Teasing small and growing children about boyfriends and girlfriends when they just want to innocently and wholesomely play with peers is not ok. “Are you going to marry so-and-so when you grow up?” A culture that offers hypersexualized Halloween costumes and dance classes for little girls is not ok. Limiting the range of emotions that are considered appropriate for little boys – such as crying when they’re injured or sad – is not ok. These kinds of cultural norms are so firmly and unhealthily ingrained in us, it’s tough to break the cycle.
We subconsciously encourage boys to be more active and give them greater physical freedom to be rough and tumble and take risks, while we subtly and overtly put pressure on little girls to be nurturing and more docile and pretty.
Our goals in parenting this little one include breaking these gendered approaches to child rearing. We can’t control the world around us, but we can place these expectations on those we love who will be around our baby in the early formative years. By us not revealing the birth sex for as long as we so choose, it will help you help us raise a healthy, well-balanced, inquisitive, bright child who is not so restrained by internalized gender norms.
Any time you find yourself consumed by curiosity about this, with our child or anybody else’s, ask yourself: why is it important for me to know? Regardless of whether we had a big, explosion PINK or BLUE announcement, you would be overjoyed for us, as long as we didn’t burn anything down in the reveal.
I encourage you to sit with any discomfort you feel in not knowing. Use it to think about the crushing weight of the gender binary, and think of how brave it is for those who are across the spectrums of gender identity and gender expression to buck the power of societal norms simply to be authentic – to be themselves. Think of the many teens and young adults who don’t fit neatly into male or female boxes, who are rejected by their families of origin, who end up homeless, who contemplate or attempt ending their precious lives. Suicide is the second leading cause of death among those aged 10 to 24, and 92% of transgender and nonbinary individuals report having attempted suicide before the age of 25.

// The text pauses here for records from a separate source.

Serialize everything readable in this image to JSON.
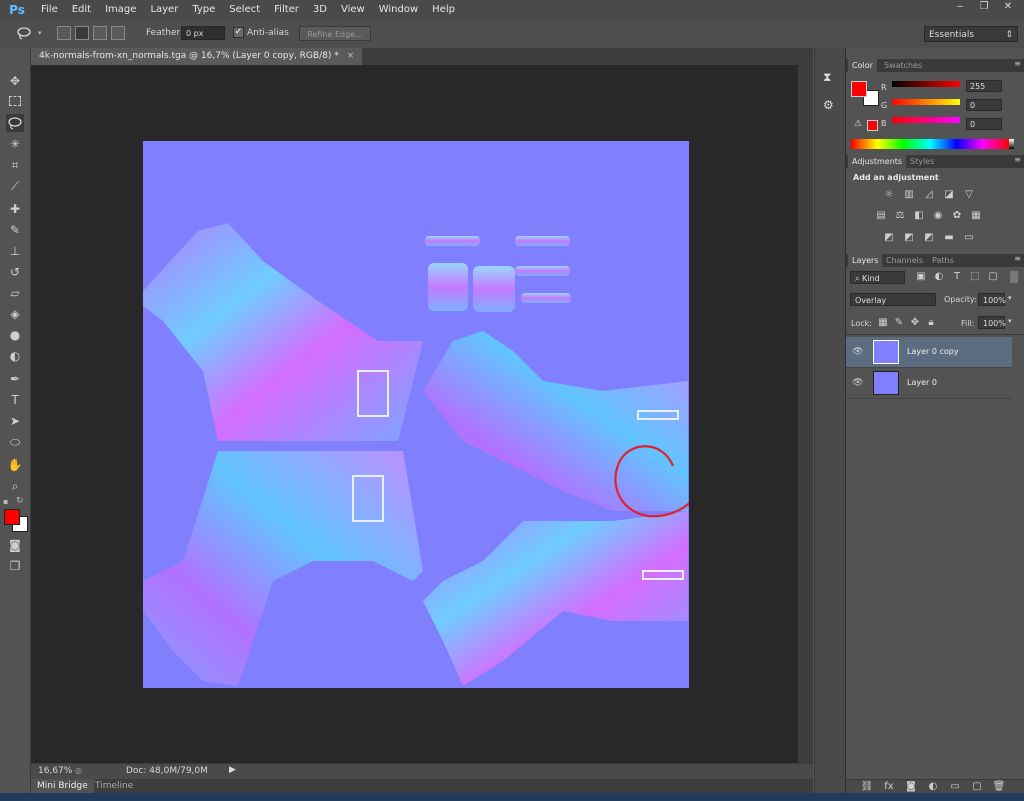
{
  "app": {
    "logo": "Ps"
  },
  "menu": [
    "File",
    "Edit",
    "Image",
    "Layer",
    "Type",
    "Select",
    "Filter",
    "3D",
    "View",
    "Window",
    "Help"
  ],
  "window_controls": [
    "‒",
    "❐",
    "✕"
  ],
  "options": {
    "feather_label": "Feather:",
    "feather_value": "0 px",
    "antialias_label": "Anti-alias",
    "refine_edge": "Refine Edge...",
    "workspace": "Essentials"
  },
  "document": {
    "tab_title": "4k-normals-from-xn_normals.tga @ 16,7% (Layer 0 copy, RGB/8) *",
    "close": "×",
    "zoom": "16,67%",
    "doc_size": "Doc: 48,0M/79,0M"
  },
  "bottom_tabs": [
    "Mini Bridge",
    "Timeline"
  ],
  "color_panel": {
    "tabs": [
      "Color",
      "Swatches"
    ],
    "r_label": "R",
    "r_value": "255",
    "g_label": "G",
    "g_value": "0",
    "b_label": "B",
    "b_value": "0",
    "foreground": "#ff0000",
    "background": "#ffffff"
  },
  "adjustments_panel": {
    "tabs": [
      "Adjustments",
      "Styles"
    ],
    "heading": "Add an adjustment"
  },
  "layers_panel": {
    "tabs": [
      "Layers",
      "Channels",
      "Paths"
    ],
    "kind": "Kind",
    "blend_mode": "Overlay",
    "opacity_label": "Opacity:",
    "opacity_value": "100%",
    "lock_label": "Lock:",
    "fill_label": "Fill:",
    "fill_value": "100%",
    "layers": [
      {
        "name": "Layer 0 copy",
        "selected": true
      },
      {
        "name": "Layer 0",
        "selected": false
      }
    ]
  },
  "colors": {
    "normal_map_base": "#8080ff",
    "selection_accent": "#5c6c80",
    "annotation_red": "#e0222a"
  }
}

We can’t protect any of our children from everything, but when you know better, you do better. We will try to give this child the most affirming start possible to life.
So, regarding the little one who will be with us soon, we will share the birth sex with a select few. If you hear the baby’s name, don’t assume M or F. We expect loved ones not to share this on social media, and we will trust them to interact with the kidlet in ways that focus on play, and inquisitiveness, and bravery, and joy, and healthy touch and snuggling and self-determination. There will be lots of color and laughter and freedom and gentleness in our home.

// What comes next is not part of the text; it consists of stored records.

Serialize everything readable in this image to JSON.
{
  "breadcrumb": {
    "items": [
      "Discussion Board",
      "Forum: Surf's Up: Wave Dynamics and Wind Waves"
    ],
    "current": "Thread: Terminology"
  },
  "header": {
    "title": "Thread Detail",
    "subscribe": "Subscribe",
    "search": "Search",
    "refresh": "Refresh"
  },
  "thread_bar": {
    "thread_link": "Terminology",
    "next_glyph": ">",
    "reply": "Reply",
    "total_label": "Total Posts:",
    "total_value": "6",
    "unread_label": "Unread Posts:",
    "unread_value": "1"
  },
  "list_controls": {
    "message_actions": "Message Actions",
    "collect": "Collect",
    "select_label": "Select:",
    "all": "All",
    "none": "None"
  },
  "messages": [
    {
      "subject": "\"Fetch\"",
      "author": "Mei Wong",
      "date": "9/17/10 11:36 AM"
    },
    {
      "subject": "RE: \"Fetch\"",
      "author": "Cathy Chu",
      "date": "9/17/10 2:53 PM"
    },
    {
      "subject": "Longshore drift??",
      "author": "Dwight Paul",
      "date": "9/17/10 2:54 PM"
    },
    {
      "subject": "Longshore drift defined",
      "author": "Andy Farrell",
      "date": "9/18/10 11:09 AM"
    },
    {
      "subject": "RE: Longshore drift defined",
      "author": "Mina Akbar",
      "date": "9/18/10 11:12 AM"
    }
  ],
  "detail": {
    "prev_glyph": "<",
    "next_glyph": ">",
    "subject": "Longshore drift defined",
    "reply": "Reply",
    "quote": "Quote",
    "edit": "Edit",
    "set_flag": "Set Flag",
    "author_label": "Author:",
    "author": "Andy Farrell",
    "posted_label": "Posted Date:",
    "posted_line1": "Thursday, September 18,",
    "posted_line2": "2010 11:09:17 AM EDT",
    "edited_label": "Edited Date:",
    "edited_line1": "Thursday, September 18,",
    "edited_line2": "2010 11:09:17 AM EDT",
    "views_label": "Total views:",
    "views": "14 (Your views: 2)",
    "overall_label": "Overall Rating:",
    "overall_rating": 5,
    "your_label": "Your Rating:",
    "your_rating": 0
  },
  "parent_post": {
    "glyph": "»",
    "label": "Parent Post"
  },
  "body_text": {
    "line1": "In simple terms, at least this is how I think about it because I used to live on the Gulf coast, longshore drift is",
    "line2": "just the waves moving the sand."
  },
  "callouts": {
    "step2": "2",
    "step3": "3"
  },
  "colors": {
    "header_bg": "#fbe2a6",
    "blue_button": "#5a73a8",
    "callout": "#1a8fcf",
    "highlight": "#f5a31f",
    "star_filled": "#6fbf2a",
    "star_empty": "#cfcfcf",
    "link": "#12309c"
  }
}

This is what we have all always deserved. Our birthright is supportive, responsive families and community and self-determination free of constructs that can be limiting and sometimes harmful.
We are bringing this baby into such a loving, wholesome, well-intentioned, beautiful community of people who share our excitement about this unexpected life blessing. We ask you to partner with us in creating a world that’s a little safer for all children to be who they authentically are.
I get that it’s a challenge. It certainly is for me. Among fielding all the questions, I won’t shop on baby websites that exclusively separate their goods by girl/boy, and the fact that there are so many like that is frustrating. It’s yet another symptom that our society is really, REALLY invested in the importance of birth sex. The pressure feels crushing for all the questions and funny looks that will come our way in the weeks, months, and years to come. But allowing this child to grow up in as much freedom as we can carve out for them is worth it.
Friends and family – always feel free to ask me questions in the DMs and I’ll respond with as much honesty as I have energy for. I invite you to challenge your own thinking around this, every time you have the overwhelming desire to know the birth sex of this or any baby. Why does it matter so much?
Love you all in our big community, and thank you for partnering with us to build a safer world.
A little more on this: https://www.nytimes.com/2020/06/01/parenting/non-binary-children-support.html